*Task goal*:
Copy each line from the data that has the word "BTNgroup子菜單包含" in it.
(Given data begins)
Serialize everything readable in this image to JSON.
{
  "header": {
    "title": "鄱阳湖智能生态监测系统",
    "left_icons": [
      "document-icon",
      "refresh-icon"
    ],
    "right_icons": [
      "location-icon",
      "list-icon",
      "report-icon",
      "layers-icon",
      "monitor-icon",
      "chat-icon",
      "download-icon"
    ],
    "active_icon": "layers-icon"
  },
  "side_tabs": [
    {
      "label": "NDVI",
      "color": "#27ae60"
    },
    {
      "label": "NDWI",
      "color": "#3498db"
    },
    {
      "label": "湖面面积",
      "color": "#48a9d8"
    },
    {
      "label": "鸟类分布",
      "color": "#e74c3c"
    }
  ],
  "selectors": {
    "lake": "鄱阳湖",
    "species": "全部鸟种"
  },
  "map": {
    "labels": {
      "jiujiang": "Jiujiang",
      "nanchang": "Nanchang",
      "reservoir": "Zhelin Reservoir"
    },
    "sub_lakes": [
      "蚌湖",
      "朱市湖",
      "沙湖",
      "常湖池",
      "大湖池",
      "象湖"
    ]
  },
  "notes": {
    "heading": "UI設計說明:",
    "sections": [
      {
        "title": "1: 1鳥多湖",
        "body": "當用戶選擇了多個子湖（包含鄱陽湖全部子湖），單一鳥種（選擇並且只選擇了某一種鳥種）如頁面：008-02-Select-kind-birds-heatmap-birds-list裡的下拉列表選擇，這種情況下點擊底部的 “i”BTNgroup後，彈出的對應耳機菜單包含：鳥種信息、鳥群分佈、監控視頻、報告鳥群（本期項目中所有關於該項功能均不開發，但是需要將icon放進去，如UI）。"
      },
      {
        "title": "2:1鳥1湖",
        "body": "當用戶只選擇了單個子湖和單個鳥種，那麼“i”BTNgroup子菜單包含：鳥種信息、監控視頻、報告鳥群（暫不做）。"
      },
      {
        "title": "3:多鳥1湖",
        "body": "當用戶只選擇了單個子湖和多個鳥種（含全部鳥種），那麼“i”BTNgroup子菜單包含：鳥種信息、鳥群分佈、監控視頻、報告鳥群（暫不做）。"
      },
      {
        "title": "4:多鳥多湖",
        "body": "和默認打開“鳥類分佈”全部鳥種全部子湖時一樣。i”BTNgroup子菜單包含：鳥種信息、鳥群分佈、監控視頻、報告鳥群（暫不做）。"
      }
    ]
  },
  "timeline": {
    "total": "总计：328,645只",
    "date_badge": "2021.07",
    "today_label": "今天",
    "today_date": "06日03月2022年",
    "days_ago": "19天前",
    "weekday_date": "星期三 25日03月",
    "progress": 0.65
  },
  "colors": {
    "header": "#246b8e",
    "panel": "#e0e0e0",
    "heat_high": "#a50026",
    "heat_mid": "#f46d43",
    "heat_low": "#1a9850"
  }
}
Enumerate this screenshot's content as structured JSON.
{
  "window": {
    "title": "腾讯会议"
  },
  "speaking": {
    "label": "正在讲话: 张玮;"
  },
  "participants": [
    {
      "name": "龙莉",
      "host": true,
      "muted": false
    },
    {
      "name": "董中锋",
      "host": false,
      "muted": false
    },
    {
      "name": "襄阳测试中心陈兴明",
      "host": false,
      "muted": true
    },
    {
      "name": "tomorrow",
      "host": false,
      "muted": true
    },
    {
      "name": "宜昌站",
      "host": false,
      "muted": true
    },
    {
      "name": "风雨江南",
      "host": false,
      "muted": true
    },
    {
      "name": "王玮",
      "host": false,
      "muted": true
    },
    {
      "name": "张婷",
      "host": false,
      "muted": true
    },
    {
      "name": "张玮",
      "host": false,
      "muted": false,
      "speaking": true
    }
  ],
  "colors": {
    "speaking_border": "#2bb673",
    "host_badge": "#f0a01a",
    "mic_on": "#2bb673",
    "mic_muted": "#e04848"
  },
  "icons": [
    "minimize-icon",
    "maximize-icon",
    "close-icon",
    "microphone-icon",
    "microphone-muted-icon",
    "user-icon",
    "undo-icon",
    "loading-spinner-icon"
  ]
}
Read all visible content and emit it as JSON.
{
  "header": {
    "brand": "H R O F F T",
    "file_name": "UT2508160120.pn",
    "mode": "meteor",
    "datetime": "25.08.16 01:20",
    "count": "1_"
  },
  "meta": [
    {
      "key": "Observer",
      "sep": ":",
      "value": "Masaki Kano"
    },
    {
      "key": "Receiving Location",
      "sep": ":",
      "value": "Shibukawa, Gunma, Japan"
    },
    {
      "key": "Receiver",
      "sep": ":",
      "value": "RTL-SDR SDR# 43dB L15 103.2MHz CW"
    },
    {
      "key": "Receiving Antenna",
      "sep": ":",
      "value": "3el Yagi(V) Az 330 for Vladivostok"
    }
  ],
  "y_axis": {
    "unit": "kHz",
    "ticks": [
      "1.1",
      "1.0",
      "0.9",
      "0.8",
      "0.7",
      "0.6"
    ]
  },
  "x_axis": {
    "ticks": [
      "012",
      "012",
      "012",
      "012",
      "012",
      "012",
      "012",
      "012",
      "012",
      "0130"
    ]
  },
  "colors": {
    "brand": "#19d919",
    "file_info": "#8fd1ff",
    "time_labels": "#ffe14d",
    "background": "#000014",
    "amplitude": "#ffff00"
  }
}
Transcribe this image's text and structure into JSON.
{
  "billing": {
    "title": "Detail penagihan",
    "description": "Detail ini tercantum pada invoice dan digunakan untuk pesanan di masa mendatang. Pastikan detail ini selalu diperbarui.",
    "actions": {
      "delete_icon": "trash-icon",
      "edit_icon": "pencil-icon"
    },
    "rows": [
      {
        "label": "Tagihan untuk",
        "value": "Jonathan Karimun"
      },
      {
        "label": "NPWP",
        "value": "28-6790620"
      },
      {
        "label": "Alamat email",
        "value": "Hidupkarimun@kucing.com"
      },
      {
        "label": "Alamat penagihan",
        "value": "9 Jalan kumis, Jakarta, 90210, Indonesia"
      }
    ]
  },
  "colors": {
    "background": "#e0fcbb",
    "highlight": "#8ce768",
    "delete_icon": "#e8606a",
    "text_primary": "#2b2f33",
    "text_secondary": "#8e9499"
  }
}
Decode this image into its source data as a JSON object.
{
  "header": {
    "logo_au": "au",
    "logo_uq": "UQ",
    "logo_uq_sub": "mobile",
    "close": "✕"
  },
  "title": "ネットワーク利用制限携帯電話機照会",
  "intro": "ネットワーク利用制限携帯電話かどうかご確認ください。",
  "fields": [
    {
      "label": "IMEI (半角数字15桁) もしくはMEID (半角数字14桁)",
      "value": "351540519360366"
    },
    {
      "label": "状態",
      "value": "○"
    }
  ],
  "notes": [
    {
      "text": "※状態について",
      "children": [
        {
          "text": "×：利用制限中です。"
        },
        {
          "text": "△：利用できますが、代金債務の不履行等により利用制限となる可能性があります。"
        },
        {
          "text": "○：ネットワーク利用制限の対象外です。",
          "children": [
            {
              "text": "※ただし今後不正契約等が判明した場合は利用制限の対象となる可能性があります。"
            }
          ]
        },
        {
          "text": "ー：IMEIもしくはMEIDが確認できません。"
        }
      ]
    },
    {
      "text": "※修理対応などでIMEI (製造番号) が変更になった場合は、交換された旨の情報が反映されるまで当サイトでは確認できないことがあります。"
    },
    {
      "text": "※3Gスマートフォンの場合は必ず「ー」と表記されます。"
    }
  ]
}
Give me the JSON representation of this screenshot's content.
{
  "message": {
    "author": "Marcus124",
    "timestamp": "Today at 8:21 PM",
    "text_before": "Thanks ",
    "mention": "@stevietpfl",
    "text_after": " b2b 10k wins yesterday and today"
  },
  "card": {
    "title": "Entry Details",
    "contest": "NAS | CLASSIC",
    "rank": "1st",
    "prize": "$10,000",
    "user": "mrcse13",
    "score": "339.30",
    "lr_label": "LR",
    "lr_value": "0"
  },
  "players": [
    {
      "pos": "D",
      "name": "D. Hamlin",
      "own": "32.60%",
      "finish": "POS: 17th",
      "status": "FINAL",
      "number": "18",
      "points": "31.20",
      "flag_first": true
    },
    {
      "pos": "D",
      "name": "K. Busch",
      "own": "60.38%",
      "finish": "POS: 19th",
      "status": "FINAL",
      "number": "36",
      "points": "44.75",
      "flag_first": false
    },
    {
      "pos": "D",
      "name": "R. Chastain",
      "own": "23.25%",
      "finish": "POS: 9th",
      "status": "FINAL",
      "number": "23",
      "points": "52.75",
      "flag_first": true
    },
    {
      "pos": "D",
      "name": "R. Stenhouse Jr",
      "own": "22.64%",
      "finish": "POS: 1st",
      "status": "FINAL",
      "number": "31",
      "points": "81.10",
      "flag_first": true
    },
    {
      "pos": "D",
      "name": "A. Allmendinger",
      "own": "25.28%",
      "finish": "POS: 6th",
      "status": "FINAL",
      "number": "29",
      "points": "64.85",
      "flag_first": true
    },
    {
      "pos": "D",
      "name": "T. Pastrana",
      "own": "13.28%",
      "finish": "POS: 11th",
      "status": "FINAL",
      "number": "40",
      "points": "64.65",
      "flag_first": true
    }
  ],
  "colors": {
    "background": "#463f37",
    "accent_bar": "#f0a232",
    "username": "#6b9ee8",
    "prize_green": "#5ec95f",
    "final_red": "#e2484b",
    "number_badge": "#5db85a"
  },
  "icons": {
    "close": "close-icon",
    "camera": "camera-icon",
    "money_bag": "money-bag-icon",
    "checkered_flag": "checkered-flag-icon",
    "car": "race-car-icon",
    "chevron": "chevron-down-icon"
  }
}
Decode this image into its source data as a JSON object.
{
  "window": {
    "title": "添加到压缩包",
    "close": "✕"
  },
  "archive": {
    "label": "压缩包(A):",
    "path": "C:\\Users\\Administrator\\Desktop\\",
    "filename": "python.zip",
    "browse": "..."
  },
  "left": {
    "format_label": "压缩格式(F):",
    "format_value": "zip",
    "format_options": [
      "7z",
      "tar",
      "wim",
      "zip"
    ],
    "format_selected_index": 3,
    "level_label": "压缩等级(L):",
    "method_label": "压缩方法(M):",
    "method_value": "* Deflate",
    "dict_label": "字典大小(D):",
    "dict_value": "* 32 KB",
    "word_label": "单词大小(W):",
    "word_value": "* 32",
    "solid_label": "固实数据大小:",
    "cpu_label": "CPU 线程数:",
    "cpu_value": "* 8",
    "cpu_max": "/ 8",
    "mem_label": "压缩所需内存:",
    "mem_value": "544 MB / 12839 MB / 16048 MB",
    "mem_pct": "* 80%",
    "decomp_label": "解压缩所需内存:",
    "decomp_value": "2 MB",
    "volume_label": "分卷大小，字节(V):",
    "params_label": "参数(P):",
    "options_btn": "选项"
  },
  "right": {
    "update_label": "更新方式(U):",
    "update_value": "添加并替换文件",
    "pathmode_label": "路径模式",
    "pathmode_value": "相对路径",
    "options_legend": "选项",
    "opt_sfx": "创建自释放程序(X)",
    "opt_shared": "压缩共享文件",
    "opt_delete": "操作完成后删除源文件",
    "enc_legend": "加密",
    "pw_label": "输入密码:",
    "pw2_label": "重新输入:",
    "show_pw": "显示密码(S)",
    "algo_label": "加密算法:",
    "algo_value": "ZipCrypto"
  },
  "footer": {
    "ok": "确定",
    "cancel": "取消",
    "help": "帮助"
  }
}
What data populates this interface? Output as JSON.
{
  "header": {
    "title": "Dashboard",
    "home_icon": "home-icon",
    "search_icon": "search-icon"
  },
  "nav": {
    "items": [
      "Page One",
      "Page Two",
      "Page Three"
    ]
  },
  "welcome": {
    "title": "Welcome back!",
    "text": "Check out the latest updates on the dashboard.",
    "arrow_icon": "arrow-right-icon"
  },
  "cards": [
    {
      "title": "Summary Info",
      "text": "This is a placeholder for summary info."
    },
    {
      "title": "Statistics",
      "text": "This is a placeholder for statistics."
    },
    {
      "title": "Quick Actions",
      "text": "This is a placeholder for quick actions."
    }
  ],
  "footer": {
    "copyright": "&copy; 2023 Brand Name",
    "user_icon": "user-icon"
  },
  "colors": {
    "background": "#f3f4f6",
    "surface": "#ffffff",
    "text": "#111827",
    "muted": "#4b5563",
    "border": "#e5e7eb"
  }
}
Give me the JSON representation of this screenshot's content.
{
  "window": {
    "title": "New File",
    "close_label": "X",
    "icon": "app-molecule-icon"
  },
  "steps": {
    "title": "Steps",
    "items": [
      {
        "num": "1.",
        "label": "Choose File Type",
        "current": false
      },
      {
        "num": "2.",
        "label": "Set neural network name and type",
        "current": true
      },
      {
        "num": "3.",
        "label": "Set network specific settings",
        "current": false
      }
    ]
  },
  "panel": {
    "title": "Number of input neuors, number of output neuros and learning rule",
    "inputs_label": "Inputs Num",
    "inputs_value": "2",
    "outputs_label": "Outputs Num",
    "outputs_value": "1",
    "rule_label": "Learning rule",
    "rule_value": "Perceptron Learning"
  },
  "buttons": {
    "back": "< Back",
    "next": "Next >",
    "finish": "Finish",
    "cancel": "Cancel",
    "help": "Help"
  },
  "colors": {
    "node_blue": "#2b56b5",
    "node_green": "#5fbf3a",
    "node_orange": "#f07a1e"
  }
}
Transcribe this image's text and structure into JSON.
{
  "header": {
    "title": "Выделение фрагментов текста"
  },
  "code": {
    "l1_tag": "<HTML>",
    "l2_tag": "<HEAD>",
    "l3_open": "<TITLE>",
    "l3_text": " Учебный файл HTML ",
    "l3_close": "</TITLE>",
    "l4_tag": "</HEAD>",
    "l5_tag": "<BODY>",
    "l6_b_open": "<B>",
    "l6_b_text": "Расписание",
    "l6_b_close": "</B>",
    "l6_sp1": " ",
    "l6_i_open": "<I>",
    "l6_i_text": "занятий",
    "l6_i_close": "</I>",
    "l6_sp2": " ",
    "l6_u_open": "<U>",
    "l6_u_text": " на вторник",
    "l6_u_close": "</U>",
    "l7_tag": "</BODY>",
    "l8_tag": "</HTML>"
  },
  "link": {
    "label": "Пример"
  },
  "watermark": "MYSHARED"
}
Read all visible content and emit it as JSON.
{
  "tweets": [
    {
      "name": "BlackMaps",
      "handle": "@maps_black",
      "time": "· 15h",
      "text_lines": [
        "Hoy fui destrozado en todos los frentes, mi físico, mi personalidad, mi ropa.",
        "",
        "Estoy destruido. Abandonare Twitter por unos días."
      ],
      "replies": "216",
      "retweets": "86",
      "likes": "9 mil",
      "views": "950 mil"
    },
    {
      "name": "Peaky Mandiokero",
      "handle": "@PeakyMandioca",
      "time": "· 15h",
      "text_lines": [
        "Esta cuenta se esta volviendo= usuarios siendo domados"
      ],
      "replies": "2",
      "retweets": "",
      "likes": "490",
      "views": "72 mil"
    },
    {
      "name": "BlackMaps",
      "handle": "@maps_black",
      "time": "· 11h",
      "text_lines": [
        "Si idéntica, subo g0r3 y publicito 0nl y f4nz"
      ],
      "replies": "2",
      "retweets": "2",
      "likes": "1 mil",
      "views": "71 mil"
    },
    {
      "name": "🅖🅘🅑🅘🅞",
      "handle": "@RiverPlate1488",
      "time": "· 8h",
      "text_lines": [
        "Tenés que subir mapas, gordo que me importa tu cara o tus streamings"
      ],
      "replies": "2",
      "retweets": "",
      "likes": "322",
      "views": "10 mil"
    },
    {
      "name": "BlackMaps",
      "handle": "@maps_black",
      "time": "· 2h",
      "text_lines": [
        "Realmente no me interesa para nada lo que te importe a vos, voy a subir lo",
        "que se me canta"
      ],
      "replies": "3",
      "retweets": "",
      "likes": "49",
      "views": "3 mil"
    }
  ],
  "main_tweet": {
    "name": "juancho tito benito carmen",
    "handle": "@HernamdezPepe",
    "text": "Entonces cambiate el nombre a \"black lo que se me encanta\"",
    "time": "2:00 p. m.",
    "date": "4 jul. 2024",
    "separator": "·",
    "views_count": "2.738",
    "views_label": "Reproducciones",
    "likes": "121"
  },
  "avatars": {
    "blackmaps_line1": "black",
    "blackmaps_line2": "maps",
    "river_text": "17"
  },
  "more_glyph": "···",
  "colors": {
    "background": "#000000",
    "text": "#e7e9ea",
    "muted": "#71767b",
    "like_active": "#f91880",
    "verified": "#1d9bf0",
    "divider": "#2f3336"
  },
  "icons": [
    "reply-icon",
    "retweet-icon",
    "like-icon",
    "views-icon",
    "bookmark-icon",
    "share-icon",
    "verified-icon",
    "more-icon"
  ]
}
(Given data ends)
*Answer to this exercise*:
        "body": "當用戶只選擇了單個子湖和單個鳥種，那麼“i”BTNgroup子菜單包含：鳥種信息、監控視頻、報告鳥群（暫不做）。"
        "body": "當用戶只選擇了單個子湖和多個鳥種（含全部鳥種），那麼“i”BTNgroup子菜單包含：鳥種信息、鳥群分佈、監控視頻、報告鳥群（暫不做）。"
        "body": "和默認打開“鳥類分佈”全部鳥種全部子湖時一樣。i”BTNgroup子菜單包含：鳥種信息、鳥群分佈、監控視頻、報告鳥群（暫不做）。"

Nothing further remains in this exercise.